Wednesday, April 18, 2018
Participating in international law is an act of sovereignty, not a relinquishment of it. Barbara Koremenos, professor of political science at the University of Michigan, will argue that across the areas of economics, security, the environment, and human rights, when we are not at the table, our interests are not served.
Barbara Koremenos, professor of political science at the University of Michigan, received her Ph.D. from the University of Chicago. Koremenos has published in both political science and law journals, including American Political Science Review, International Organization, Journal of Conflict Resolution, Journal of Legal Studies, and Law and Contemporary Problems. Koremenos received a National Science Foundation CAREER Award for her research—the first such winner to study international law.
In her new book, The Continent of International Law: Explaining Agreement Design (Cambridge University Press 2016), Koremenos demonstrates theoretically and empirically how international law’s detailed design provisions help states cooperate despite harsh international political realities.
Professor Koremenos' Athenaeum presentation is co-sponsored by the Keck Center for International and Strategic Studies at CMC.
The politics, the technologies, the languages and genres, the physical and the social sciences, even the humanities of India, have all become marginalized. Increasingly, they are viewed either as quaint and ethnic, or even extinct. Only Indian classical music and dance survives—indeed, it flourishes. It flourishes as a system. Irfana Majumdar, artistic director of the NIRMAN Theatre Studio, Varanasi, India, and classically trained in Hindustani music, will delve into this ever thriving and increasingly globalized coupled tradition.

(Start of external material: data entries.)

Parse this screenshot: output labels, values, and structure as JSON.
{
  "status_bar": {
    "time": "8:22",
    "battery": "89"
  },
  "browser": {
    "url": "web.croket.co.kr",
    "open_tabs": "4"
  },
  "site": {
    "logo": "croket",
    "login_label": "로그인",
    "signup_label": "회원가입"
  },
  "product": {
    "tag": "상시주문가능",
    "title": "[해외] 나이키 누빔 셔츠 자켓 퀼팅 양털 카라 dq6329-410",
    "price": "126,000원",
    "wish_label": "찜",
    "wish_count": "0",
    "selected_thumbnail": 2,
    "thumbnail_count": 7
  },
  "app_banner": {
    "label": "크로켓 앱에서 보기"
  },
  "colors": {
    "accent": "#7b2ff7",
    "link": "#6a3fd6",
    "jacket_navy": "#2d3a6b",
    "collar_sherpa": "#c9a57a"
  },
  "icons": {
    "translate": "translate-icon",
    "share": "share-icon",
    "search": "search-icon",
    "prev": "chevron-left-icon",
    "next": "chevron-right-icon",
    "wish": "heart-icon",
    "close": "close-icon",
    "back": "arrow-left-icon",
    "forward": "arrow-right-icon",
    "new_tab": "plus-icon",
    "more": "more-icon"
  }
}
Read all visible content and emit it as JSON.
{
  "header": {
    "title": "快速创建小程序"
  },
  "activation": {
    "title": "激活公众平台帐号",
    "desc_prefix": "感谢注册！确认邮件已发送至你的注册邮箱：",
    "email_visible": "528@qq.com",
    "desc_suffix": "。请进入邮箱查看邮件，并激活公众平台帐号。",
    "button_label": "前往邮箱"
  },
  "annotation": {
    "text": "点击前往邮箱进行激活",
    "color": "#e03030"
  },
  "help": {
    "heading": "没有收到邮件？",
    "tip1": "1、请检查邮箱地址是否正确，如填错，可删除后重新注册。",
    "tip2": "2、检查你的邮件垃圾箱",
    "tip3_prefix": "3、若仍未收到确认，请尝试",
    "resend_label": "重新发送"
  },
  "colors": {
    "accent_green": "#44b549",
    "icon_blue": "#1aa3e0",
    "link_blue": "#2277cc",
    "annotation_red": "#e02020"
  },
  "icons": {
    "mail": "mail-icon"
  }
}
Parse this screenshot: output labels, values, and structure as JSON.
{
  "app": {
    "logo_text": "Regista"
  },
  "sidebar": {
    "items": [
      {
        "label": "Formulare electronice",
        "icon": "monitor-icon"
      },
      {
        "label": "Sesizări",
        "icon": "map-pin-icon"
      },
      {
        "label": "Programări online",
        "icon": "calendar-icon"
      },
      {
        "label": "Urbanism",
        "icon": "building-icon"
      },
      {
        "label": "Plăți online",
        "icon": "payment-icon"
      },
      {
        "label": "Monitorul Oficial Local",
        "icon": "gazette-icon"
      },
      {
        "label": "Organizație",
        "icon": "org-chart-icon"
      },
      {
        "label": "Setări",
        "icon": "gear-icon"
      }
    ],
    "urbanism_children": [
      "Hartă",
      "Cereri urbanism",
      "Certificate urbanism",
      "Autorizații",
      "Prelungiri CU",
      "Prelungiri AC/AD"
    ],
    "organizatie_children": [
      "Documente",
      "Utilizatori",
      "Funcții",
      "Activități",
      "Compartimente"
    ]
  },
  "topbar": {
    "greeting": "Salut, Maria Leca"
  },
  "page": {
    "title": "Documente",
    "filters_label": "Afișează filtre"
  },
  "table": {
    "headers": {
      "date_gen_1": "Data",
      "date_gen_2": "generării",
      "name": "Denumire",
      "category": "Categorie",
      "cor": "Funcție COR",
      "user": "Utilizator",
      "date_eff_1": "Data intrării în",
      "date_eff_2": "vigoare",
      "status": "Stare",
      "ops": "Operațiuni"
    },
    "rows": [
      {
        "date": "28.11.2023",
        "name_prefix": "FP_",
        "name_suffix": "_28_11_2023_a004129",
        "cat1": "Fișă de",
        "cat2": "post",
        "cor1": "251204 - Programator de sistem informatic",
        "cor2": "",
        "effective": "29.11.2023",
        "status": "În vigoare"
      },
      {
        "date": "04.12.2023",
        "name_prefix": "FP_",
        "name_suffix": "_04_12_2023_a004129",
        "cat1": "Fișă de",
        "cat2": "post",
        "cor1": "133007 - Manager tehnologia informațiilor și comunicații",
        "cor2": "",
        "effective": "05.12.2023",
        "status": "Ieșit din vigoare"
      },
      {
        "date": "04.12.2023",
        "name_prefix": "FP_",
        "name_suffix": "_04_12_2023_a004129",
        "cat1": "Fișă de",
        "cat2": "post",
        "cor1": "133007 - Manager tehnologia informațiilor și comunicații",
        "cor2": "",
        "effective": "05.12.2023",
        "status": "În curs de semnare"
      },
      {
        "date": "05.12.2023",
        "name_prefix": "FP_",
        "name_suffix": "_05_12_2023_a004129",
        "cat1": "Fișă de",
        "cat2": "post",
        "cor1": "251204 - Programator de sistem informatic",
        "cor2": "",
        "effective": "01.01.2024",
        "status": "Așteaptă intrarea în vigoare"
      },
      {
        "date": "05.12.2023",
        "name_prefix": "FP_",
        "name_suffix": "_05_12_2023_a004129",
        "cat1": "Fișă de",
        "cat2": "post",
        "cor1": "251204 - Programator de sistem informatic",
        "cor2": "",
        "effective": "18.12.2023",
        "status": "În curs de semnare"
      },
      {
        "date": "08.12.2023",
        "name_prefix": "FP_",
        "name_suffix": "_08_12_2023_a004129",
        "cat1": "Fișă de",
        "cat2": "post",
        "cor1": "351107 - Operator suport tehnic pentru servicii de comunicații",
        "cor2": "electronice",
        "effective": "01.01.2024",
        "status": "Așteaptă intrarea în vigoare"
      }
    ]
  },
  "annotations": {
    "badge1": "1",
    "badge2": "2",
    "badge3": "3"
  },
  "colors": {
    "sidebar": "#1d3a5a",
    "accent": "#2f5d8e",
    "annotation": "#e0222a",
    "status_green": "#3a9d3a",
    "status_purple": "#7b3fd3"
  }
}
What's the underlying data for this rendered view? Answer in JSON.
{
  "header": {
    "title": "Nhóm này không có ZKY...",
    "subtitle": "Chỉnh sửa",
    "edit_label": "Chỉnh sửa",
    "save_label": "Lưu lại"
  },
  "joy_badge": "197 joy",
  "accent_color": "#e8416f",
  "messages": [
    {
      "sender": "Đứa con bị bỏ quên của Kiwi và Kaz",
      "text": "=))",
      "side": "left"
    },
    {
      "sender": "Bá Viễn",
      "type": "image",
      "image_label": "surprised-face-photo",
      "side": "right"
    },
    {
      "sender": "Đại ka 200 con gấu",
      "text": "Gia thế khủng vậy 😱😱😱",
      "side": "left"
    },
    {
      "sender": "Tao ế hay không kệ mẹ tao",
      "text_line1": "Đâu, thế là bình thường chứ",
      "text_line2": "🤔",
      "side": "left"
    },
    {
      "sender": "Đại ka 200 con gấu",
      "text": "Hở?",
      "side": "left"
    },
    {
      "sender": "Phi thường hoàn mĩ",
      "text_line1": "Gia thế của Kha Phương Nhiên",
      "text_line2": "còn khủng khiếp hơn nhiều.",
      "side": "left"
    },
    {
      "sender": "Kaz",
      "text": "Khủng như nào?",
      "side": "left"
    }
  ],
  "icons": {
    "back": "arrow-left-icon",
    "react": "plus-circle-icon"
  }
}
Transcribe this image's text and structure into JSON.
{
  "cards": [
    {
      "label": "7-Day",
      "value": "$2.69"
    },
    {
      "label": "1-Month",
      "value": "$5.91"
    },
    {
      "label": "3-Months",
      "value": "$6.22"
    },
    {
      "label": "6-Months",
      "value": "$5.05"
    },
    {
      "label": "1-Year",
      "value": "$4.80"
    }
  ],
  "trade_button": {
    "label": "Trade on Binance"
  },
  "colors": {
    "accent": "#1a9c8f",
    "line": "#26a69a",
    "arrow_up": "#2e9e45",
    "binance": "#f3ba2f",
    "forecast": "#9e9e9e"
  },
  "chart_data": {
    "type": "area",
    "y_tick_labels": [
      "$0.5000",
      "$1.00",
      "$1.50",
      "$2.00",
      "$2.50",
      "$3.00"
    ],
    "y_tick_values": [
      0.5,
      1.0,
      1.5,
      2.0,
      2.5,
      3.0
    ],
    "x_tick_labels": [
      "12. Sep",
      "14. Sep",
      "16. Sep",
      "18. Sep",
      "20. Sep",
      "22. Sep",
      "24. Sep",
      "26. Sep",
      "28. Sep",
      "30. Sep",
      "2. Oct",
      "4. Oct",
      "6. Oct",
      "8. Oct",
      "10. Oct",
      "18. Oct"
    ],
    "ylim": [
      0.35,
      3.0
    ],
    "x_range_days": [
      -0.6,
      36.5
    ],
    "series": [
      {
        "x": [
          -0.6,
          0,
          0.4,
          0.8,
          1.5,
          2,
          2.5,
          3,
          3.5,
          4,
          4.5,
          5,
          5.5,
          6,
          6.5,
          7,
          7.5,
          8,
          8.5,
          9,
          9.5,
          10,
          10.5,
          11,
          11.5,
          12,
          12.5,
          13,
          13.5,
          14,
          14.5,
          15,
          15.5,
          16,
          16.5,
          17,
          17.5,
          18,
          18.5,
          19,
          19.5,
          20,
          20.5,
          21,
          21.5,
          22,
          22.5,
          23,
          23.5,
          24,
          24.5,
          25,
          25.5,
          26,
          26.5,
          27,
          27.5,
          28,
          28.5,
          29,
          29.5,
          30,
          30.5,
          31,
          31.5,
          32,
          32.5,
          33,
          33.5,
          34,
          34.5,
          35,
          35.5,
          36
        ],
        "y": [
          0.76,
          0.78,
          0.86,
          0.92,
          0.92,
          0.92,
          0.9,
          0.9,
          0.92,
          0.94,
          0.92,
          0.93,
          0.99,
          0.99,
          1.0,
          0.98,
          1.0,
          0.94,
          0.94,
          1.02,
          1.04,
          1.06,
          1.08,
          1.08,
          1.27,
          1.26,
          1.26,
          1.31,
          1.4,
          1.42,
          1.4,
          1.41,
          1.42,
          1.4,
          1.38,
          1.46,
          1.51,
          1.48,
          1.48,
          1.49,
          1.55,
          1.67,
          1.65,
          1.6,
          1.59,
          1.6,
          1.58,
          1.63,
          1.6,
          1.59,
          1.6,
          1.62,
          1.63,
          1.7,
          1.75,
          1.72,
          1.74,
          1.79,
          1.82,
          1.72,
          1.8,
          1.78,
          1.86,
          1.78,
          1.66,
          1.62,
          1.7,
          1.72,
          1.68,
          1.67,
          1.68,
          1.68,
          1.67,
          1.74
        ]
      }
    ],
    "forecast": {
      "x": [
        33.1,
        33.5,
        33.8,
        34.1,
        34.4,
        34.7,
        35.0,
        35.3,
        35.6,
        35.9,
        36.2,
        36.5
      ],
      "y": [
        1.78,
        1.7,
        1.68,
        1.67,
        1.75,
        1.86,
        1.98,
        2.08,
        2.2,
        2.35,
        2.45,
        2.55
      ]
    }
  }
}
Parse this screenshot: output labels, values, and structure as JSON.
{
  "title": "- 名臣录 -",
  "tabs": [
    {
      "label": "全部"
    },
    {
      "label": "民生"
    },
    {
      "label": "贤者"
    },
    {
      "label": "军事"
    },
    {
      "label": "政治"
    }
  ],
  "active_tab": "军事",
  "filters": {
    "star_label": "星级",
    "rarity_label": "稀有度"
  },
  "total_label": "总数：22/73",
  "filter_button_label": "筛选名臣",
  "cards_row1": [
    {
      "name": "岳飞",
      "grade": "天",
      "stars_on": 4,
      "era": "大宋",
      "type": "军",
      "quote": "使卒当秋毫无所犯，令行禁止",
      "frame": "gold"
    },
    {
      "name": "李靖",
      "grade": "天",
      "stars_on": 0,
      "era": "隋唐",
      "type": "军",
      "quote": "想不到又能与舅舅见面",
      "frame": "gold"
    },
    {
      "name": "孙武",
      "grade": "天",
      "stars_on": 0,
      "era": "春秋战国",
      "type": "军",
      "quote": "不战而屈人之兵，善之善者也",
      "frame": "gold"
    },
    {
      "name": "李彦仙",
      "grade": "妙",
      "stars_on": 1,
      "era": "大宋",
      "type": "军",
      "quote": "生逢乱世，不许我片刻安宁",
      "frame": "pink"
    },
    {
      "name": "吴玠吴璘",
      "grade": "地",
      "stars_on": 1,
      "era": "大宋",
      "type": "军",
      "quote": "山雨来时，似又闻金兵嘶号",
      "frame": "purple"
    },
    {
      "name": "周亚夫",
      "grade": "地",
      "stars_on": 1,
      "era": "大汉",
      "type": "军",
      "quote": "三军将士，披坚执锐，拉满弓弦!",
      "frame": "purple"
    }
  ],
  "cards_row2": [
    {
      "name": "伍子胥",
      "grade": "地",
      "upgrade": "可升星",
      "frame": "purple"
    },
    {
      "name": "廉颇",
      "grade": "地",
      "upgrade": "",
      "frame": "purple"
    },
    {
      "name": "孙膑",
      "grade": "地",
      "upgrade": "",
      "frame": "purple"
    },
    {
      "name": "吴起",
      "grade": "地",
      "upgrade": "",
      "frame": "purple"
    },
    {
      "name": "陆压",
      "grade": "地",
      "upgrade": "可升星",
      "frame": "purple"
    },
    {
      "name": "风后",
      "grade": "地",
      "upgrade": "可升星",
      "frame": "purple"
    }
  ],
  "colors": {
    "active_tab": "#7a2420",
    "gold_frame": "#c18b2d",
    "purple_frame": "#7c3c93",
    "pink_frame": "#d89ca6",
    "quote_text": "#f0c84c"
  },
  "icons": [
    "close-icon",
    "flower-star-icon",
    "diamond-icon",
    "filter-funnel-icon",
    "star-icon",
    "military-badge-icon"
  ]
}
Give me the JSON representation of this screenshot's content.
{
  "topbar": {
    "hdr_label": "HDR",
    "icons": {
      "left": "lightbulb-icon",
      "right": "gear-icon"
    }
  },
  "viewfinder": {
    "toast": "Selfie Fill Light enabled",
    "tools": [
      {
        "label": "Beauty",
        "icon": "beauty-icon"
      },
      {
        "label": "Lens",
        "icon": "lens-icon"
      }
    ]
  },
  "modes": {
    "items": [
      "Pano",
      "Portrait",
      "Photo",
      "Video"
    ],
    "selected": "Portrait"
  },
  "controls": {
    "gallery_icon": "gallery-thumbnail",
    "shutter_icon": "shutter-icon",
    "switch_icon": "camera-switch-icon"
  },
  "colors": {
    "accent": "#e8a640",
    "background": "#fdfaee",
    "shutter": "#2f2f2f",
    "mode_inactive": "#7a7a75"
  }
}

Irfana Majumdar is the artistic director of the NIRMAN Theatre Studio in Varanasi, India. She is also a theatre director, performer, and filmmaker. Her main interest is ensemble-based devising and creation, physical and vocal training practices, collaborative creation, and solo performance. She studied directing and performance at the University of Chicago, and has also trained in corporeal mime, Suzuki and Viewpoints, clowning, and many forms of body work. She has trained in classical Hindustani music since childhood.